So Americans know that Trump reluctantly favors medical marijuana and states' rights, at least for the time being. However, his strategy to solve the opiate crisis doesn’t name cannabis at all, and instead includes the same outmoded promises of past politicians including getting tough on immigration and the border, calling for even more pharmaceuticals to move through the FDA approval process, and court-ordered rehab. These promises have been feebly attempted before with no significant results. He’s also appointed an attorney general who doesn’t even want to hear the word “marijuana” and a spokesman who hints at ending the medical cannabis revolution.

Reversal of Progress?

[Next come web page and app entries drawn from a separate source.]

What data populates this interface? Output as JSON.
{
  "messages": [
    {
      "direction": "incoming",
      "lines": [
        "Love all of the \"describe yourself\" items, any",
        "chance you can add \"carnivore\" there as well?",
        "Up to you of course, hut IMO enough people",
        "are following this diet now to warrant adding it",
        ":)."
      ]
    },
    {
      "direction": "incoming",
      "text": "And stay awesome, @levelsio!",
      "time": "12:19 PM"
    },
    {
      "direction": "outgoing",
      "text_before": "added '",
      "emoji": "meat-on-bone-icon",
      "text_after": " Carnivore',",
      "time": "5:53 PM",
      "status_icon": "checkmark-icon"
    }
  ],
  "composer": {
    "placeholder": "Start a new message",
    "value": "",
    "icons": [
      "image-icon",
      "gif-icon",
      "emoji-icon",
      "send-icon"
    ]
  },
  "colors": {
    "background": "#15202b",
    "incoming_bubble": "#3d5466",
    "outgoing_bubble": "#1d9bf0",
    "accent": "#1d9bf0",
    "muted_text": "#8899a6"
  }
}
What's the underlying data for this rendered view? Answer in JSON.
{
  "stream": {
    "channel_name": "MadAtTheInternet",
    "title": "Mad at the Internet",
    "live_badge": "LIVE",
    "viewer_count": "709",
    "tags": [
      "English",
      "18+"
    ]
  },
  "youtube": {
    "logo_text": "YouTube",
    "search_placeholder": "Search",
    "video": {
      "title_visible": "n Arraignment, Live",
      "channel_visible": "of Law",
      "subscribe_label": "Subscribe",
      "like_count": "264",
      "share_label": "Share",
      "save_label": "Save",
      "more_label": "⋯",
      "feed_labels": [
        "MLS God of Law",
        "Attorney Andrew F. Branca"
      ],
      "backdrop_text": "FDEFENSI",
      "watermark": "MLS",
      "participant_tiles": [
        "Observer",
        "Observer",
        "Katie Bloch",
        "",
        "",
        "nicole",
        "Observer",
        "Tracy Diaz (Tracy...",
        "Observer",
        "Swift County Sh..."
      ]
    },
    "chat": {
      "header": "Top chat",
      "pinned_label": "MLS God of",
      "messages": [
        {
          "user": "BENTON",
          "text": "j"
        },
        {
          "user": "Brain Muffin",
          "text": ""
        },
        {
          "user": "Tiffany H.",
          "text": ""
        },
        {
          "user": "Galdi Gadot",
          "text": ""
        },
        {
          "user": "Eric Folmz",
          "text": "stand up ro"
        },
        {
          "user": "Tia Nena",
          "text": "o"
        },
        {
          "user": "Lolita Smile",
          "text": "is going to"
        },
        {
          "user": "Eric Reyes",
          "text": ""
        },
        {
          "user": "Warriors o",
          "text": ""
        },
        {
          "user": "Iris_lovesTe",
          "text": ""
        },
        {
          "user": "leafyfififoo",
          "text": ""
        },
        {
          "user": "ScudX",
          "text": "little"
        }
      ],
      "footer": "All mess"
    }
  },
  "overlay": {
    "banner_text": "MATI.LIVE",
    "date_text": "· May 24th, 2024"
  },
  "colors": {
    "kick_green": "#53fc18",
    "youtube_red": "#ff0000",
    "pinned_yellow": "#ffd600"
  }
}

It’s understandable and not uncommon for views- especially views of public figures and politicians- to change, advance, become more refined, or even deteriorate or become more obscure. However, Trump’s brief but strong words about the drug war have not somehow become inaccurate over the years. Billions more dollars have been spent on this “war” since his statements, countless lives have been destroyed, and scores of research show that cannabis and its advocates do not belong in the frontline of the drug war.

Will the Trump administration ultimately force the country back into the stigmatization and criminalization of cannabis use and resume its horrific consequences? Should we hope that he will not reverse course on yet another policy position? If he indeed enforces such a backtrack, it would be a tragic and remarkably dangerous decision nullifying all of the progress that has been made as well as rejecting the will of millions of voters. We have a president, once vocally opposed to the drug war, who could easily step aside and allow state-by-state implementation of effective and reasonable cannabis policy, and it would be shameful if he were to help orchestrate its destruction.

It’s time for President Trump to distinguish his ambitions from those of Sessions and Spicer, if there is even a clarification by him to be made, More importantly, it is critical for the health of our populace that he show willingness to recognize that cannabis is art of the solution, not part of the problem.